# Input data:
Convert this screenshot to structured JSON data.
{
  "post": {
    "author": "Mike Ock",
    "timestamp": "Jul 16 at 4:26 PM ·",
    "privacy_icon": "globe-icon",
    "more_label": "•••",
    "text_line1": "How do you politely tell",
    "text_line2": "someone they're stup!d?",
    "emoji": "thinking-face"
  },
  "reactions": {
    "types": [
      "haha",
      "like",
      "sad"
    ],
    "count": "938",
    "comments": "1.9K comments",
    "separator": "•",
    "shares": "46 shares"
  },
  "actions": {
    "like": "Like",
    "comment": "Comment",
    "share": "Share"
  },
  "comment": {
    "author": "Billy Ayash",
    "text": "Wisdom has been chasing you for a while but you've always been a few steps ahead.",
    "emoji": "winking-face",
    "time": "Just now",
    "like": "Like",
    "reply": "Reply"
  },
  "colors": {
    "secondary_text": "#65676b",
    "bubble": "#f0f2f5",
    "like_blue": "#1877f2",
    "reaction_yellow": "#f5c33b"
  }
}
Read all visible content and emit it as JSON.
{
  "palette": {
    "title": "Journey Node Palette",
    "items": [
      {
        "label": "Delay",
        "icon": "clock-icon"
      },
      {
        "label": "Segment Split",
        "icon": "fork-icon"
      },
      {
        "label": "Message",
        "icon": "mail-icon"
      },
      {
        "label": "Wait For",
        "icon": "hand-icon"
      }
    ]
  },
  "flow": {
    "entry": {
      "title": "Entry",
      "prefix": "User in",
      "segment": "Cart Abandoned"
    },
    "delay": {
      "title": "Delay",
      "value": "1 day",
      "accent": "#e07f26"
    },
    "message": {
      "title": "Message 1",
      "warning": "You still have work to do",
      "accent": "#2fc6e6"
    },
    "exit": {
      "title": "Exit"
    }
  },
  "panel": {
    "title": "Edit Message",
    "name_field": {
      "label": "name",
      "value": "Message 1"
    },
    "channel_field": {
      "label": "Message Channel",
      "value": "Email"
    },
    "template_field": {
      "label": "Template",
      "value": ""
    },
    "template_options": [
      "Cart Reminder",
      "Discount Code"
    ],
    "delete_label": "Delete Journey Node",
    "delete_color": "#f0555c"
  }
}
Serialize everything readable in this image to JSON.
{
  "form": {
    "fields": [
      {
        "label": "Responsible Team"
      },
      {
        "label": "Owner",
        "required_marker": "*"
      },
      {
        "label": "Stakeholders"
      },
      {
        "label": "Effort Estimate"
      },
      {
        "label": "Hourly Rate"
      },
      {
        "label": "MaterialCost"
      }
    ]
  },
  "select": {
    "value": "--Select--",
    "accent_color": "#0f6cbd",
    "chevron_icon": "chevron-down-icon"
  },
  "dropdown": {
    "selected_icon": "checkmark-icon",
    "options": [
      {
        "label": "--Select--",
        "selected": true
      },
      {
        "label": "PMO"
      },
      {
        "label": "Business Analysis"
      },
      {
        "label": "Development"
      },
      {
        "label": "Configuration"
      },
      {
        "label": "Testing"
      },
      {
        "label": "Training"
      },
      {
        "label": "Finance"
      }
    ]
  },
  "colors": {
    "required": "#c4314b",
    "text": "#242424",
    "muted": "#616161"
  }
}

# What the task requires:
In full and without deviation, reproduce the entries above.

# Answer space:
Convert this screenshot to structured JSON data.
{
  "post": {
    "author": "Mike Ock",
    "timestamp": "Jul 16 at 4:26 PM ·",
    "privacy_icon": "globe-icon",
    "more_label": "•••",
    "text_line1": "How do you politely tell",
    "text_line2": "someone they're stup!d?",
    "emoji": "thinking-face"
  },
  "reactions": {
    "types": [
      "haha",
      "like",
      "sad"
    ],
    "count": "938",
    "comments": "1.9K comments",
    "separator": "•",
    "shares": "46 shares"
  },
  "actions": {
    "like": "Like",
    "comment": "Comment",
    "share": "Share"
  },
  "comment": {
    "author": "Billy Ayash",
    "text": "Wisdom has been chasing you for a while but you've always been a few steps ahead.",
    "emoji": "winking-face",
    "time": "Just now",
    "like": "Like",
    "reply": "Reply"
  },
  "colors": {
    "secondary_text": "#65676b",
    "bubble": "#f0f2f5",
    "like_blue": "#1877f2",
    "reaction_yellow": "#f5c33b"
  }
}
Read all visible content and emit it as JSON.
{
  "palette": {
    "title": "Journey Node Palette",
    "items": [
      {
        "label": "Delay",
        "icon": "clock-icon"
      },
      {
        "label": "Segment Split",
        "icon": "fork-icon"
      },
      {
        "label": "Message",
        "icon": "mail-icon"
      },
      {
        "label": "Wait For",
        "icon": "hand-icon"
      }
    ]
  },
  "flow": {
    "entry": {
      "title": "Entry",
      "prefix": "User in",
      "segment": "Cart Abandoned"
    },
    "delay": {
      "title": "Delay",
      "value": "1 day",
      "accent": "#e07f26"
    },
    "message": {
      "title": "Message 1",
      "warning": "You still have work to do",
      "accent": "#2fc6e6"
    },
    "exit": {
      "title": "Exit"
    }
  },
  "panel": {
    "title": "Edit Message",
    "name_field": {
      "label": "name",
      "value": "Message 1"
    },
    "channel_field": {
      "label": "Message Channel",
      "value": "Email"
    },
    "template_field": {
      "label": "Template",
      "value": ""
    },
    "template_options": [
      "Cart Reminder",
      "Discount Code"
    ],
    "delete_label": "Delete Journey Node",
    "delete_color": "#f0555c"
  }
}
Serialize everything readable in this image to JSON.
{
  "form": {
    "fields": [
      {
        "label": "Responsible Team"
      },
      {
        "label": "Owner",
        "required_marker": "*"
      },
      {
        "label": "Stakeholders"
      },
      {
        "label": "Effort Estimate"
      },
      {
        "label": "Hourly Rate"
      },
      {
        "label": "MaterialCost"
      }
    ]
  },
  "select": {
    "value": "--Select--",
    "accent_color": "#0f6cbd",
    "chevron_icon": "chevron-down-icon"
  },
  "dropdown": {
    "selected_icon": "checkmark-icon",
    "options": [
      {
        "label": "--Select--",
        "selected": true
      },
      {
        "label": "PMO"
      },
      {
        "label": "Business Analysis"
      },
      {
        "label": "Development"
      },
      {
        "label": "Configuration"
      },
      {
        "label": "Testing"
      },
      {
        "label": "Training"
      },
      {
        "label": "Finance"
      }
    ]
  },
  "colors": {
    "required": "#c4314b",
    "text": "#242424",
    "muted": "#616161"
  }
}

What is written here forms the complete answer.